The first (and last) time I went out for drinks with co-workers was a disaster. I have been a teetotaler most of my life. Social environments intimidated me somewhat, but I felt honored that they had invited me out to shoot the breeze and toss back a few.
My co-worker Kim gallantly offered to buy me a martini; scrutinizing the menu, I chose a pretty aquamarine one that looked like my favorite flavor of Powerade. As it turns out, I hated the main ingredient of martinis (vodka), which tasted like organic dirt. I was embarrassed, stuck nursing the drink and trying not to let my face reveal that I didn’t like it. I ended up passing it off surreptitiously to another friend, who promptly gulped it down like a pro.
Since then, I have picked up a few nuggets that help me navigate social environments without alcohol when I choose not to drink. If you’re like me, hopefully these will help you; and if you are a social drinker, maybe you can learn how to accommodate friends who stick to Sprite instead of Stoli.
Own Your Non-Drinking Status Like a Bawse
It took me a while to understand that, despite social pressure and advertising, there’s nothing wrong with not drinking alcohol at social functions. I would try and try to drink every time I went out, but never found an affinity for it. Your choice to not drink (or your dislike for the taste of alcohol) does not make you weird or anti-social. Don’t let anyone ridicule you for it and don’t ridicule yourself.
Cocktail or Mocktail? They can’t tell!

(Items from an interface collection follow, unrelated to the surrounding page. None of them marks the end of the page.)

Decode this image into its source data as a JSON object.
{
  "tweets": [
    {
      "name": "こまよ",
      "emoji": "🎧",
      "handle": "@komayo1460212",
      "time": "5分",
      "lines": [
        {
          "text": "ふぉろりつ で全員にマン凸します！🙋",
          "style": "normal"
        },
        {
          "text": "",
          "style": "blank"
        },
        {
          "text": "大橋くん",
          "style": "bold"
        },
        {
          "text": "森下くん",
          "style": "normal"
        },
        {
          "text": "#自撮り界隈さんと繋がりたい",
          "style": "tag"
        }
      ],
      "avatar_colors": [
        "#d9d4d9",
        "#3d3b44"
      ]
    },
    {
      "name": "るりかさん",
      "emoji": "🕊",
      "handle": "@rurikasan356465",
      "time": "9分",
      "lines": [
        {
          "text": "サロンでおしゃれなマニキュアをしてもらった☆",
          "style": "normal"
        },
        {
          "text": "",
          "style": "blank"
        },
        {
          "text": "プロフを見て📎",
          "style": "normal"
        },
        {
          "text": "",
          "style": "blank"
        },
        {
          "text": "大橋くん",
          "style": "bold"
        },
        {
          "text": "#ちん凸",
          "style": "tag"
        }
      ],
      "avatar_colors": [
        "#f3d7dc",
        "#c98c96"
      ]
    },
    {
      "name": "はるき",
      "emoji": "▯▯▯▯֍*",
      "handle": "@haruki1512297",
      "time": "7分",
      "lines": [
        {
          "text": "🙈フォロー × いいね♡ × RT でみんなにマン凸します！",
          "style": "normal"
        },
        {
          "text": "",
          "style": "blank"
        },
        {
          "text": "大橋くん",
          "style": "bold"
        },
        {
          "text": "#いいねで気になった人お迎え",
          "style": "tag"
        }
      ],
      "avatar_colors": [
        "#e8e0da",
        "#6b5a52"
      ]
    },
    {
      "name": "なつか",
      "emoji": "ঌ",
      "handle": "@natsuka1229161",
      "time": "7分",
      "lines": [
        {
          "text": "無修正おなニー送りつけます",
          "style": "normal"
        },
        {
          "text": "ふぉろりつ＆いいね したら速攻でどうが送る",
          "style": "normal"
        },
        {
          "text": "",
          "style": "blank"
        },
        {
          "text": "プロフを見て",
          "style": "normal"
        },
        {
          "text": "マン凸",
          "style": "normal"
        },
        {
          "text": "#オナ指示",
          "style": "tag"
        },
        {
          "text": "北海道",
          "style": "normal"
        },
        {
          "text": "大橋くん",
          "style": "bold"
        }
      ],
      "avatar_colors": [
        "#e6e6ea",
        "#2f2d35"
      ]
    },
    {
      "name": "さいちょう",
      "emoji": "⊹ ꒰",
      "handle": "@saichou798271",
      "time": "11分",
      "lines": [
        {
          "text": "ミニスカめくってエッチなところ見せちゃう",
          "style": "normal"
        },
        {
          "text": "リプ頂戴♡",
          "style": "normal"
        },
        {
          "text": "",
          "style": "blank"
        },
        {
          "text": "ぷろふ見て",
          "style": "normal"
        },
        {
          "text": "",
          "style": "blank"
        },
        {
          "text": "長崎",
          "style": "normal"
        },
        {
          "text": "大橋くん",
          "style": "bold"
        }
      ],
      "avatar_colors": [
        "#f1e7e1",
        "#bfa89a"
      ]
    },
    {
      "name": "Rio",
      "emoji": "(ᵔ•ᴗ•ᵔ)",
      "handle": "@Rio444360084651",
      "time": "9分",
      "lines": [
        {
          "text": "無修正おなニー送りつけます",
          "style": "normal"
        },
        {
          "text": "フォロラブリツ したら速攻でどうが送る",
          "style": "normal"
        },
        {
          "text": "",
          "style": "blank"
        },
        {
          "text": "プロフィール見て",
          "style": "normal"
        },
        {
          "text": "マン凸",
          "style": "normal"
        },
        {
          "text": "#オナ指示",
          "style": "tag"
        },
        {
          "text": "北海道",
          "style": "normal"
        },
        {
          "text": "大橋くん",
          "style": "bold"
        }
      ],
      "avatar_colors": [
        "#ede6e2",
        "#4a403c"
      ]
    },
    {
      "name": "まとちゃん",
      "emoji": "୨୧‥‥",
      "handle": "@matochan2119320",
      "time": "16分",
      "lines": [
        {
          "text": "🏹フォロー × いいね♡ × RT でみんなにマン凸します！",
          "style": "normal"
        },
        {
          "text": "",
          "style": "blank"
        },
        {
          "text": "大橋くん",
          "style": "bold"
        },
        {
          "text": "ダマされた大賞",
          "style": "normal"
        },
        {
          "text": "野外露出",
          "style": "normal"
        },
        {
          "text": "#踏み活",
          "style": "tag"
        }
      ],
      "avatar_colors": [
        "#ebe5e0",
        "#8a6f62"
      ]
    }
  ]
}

You don’t have to miss out on the obligatory pretty drink Instagram shot! Restaurants and bars often make non-alky versions of popular drinks. Try that virgin strawberry daiquiri and tell me it doesn’t taste good! Plus, virgin drinks don’t look as staid as a glass of water sitting next to your friend’s Sex on the Beach. You can have Sex on the Beach with Clothes On and no one will know the difference.
Turn Up without the Downers
Many people drink because the alcohol lowers their inhibitions and ratchets up the perception of fun. Consequently, they may go from 0 to 60 quicker than you. Follow the tone and pace of conversation so you don’t feel left out. Smile when you hear something funny. If your crew dances on tables after a few rum and Cokes, you can either be on the table with them, or the one snapping pics for posterity. Turn up to your comfort level, but don’t feel like you have to hug the wall just because there’s no drank in your cup.
Don’t Get Stuck Driving Miss Daisy
Few things suck worse than having to drive drunk people home. Be careful not to establish yourself as the de facto designated driver just because you don’t drink. Make sure you state this at the beginning. If your friends are too toasted for their own keys, call them a cab before you leave and make sure they get in it, and then go home.
Be a Good Friend to Yourself and Them
Drunk people can be annoying if you’re the only sober one in the room. If it stops being fun for you, know when to pack it up. But don’t judge friends too harshly for their antics, or go lording your hangover-free existence with a 6 am phone call the next morning. That’s the best way to alienate drinkers.
All of my greatest moments have been liquor-free, since I’ve never been drunk; you can still have fun without alcohol. Life is better without me pressuring myself to drink, but I remain open to trying new things. Best of all, I have friends who love my chaser-drinking self. My last and most important advice is to find friends who like you with or without liquor in your system.
(Note: this is largely not aimed at recovering alcoholics, whose friends need to be sensitive to the ongoing journey that is recovery).